This ruling is the fifth time that an independent tribunal has ruled in the Dean’s favour. The police had already decided not to proceed with the same case in December 2020. A panel chaired by Sir Andrew Smith in 2019 also found in favour of the Dean. The Dean has also prevailed in a six separate previous National Safeguarding Tribunal (NST) investigations instigated by the College and their lawyers over the last twelve months, and also in a preliminary Employment Tribunal hearing.
Dame Sarah’s judgment brings an end to another Church of England and NST complaint filed by Christ Church. The CDM is over: the principle res judicata applies. Section 17 of the CDM rules: “If the president of tribunals decides that there is no case for the respondent to answer… thereafter no further steps shall be taken in regard thereto.” The Core Group is functus officio. Dame Sarah’s judgment was written on the basis of a full investigation by an independent barrister appointed by the Church of England, which ought now to declare that the Dean is in good standing with the Church.
Except that the Church of England has determined that he remains suspended.
Nobody expects the Spanish Inquisition.

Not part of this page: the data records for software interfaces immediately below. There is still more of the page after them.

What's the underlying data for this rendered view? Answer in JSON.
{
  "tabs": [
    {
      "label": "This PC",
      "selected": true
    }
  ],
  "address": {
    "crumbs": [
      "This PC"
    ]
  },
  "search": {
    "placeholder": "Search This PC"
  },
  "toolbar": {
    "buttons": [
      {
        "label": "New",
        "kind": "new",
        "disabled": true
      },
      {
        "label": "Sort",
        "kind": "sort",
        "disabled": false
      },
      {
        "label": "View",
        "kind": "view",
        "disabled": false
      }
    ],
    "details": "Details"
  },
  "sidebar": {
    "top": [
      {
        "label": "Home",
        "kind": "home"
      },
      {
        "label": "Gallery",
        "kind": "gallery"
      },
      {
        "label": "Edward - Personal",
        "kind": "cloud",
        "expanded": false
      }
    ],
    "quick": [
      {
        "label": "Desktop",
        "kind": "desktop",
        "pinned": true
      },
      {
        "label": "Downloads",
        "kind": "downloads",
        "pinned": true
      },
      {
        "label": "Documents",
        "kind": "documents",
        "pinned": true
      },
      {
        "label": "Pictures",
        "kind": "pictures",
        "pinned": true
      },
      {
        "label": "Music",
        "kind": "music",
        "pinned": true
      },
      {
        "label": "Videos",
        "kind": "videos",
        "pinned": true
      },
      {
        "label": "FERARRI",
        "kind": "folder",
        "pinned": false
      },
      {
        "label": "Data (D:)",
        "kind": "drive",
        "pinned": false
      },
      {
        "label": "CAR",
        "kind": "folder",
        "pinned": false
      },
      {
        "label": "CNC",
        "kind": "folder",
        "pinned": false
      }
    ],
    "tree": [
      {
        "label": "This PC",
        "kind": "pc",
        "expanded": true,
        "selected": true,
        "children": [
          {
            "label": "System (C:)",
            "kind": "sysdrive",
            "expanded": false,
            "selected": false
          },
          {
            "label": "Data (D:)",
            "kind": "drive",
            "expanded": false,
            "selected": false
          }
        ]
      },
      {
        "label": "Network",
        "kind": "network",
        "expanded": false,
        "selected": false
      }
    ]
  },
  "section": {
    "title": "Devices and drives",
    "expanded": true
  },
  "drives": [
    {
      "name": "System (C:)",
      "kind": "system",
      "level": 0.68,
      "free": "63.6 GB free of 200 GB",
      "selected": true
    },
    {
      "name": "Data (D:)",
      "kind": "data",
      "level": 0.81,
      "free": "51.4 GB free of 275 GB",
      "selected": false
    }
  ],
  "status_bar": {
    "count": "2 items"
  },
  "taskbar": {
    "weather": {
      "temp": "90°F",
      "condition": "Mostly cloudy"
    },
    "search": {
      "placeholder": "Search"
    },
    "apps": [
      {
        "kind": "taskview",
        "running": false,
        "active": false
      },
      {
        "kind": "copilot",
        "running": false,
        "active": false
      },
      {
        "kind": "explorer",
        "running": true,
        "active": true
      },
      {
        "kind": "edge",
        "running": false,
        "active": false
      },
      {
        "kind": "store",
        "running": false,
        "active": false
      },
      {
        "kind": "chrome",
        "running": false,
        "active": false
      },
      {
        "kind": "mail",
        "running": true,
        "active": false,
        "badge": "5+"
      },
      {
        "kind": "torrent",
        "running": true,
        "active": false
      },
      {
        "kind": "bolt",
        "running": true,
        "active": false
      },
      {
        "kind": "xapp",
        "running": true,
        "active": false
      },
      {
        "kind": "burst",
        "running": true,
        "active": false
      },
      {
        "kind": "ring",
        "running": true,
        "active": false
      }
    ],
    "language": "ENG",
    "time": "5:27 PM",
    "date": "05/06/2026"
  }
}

But the Christ Church Inquisition is quite another matter:
You’d think the Censors of Christ Church must be running out of Students they can call on who might act impartially and fairly in this matter, but they seem determined to engineer a judgment of “immoral, scandalous or disgraceful” behaviour, come what may. This will be difficult, given Dame Sarah’s ruling: if there was no finding of any sexual element in the ‘hair stroking’, there was no sexual assault and no harassment. Indeed, all of the safeguarding restrictions to which Martyn Percy has been humiliatingly subject in both Cathedral and College ought now to be lifted, because he manifestly presents no predatory danger to anyone.
But the Diocese of Oxford and Bishop Steven Croft seem content to throw one of their own under a bus. Or, rather, having already thrown him under a bus with a conveniently manipulated CDM, seem determined to leave him writhing in the middle of the road with crushed bones and mangled flesh (not to mention anxious mind). Martyn Percy has received clarification from the President of Tribunals that he is not guilty of serious misconduct, yet the Bishop of Oxford will not even acknowledge that the risk which ought now to be re-evaluated has changed.
The risk assessments were predicated upon the premise that the Dean presents a generalised sexual risk to everyone in College and Cathedral, male and female, young and old alike. They were created by two persons with plain animus against the Dean, and have been exposed as the politically motivated fiction that they always were. They politicised this incident and weaponised safeguarding for ancillary purposes. This much is obvious to all who have eyes. So where is the justice? Where is the mercy? Why in the name of Christ is the Church of England determined to ensure that a “significant cloud” remains over the name of Martyn Percy?